## TASK OBJECTIVE
Read through the listing, and wherever a line holds the word "label", return it.

## DATA PROVIDED
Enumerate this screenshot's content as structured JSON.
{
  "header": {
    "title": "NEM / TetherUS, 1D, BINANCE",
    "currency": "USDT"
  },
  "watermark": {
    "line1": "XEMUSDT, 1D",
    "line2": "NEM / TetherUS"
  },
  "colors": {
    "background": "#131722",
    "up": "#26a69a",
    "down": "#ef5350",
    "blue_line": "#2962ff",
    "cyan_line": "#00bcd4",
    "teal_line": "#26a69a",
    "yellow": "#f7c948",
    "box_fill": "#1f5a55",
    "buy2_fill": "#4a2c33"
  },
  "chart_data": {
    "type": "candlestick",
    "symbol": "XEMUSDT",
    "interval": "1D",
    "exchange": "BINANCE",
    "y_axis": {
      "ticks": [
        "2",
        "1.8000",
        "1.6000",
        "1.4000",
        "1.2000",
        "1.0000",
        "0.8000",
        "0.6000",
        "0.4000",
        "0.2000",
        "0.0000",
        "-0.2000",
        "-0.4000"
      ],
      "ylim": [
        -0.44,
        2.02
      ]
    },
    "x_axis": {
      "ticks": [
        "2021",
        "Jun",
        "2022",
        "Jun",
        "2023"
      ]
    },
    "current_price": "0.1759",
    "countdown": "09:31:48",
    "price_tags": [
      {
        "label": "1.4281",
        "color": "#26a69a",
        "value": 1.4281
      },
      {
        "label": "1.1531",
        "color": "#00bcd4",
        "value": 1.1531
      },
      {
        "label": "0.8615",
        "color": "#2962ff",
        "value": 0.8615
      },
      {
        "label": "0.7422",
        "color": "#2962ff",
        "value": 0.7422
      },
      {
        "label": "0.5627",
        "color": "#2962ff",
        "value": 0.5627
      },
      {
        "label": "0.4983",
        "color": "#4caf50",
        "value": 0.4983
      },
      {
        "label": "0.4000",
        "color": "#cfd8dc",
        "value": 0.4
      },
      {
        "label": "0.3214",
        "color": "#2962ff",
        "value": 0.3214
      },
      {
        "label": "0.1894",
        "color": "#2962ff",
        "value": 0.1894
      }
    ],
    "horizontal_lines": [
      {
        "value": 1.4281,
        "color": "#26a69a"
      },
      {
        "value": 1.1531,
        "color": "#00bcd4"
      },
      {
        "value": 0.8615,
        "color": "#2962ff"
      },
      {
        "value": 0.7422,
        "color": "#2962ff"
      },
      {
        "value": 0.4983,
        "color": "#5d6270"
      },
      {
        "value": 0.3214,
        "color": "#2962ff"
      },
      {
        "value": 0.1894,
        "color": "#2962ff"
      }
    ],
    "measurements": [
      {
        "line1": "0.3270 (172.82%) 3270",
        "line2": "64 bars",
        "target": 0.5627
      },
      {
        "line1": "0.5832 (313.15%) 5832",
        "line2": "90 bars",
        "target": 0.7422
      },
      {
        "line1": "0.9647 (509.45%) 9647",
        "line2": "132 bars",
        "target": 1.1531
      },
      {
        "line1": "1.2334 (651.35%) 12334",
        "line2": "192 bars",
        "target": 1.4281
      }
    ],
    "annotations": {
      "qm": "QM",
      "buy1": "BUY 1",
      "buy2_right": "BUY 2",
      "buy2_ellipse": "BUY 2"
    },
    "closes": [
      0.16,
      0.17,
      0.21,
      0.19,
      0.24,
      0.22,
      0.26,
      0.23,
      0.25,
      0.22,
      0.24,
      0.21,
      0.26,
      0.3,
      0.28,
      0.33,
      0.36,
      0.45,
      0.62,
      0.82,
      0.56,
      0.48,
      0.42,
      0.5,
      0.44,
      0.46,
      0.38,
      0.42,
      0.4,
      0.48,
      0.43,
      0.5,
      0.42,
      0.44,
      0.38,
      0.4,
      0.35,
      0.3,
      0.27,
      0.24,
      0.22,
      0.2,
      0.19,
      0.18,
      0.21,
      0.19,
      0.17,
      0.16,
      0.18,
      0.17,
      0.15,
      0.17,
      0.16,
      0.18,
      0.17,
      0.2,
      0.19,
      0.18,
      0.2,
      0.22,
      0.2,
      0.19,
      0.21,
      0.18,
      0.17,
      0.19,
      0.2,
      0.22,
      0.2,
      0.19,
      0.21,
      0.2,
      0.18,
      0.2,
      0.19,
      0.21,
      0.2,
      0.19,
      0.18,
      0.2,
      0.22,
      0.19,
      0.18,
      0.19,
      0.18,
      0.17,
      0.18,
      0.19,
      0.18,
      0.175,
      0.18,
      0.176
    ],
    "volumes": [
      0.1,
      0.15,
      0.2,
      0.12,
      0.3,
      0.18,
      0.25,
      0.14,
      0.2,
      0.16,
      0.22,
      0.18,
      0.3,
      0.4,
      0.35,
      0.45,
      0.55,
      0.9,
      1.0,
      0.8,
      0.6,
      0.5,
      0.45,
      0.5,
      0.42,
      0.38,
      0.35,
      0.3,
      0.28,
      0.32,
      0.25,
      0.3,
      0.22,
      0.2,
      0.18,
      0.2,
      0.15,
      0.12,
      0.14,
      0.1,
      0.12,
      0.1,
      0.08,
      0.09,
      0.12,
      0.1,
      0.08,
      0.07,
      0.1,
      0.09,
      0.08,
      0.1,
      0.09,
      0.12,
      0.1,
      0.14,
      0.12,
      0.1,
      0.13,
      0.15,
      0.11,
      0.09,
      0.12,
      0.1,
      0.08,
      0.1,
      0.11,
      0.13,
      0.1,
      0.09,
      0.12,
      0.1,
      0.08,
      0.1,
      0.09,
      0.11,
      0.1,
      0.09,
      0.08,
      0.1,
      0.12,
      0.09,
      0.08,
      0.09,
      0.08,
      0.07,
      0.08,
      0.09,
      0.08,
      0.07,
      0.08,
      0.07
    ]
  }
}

## WRITTEN ANSWER
        "label": "1.4281",
        "label": "1.1531",
        "label": "0.8615",
        "label": "0.7422",
        "label": "0.5627",
        "label": "0.4983",
        "label": "0.4000",
        "label": "0.3214",
        "label": "0.1894",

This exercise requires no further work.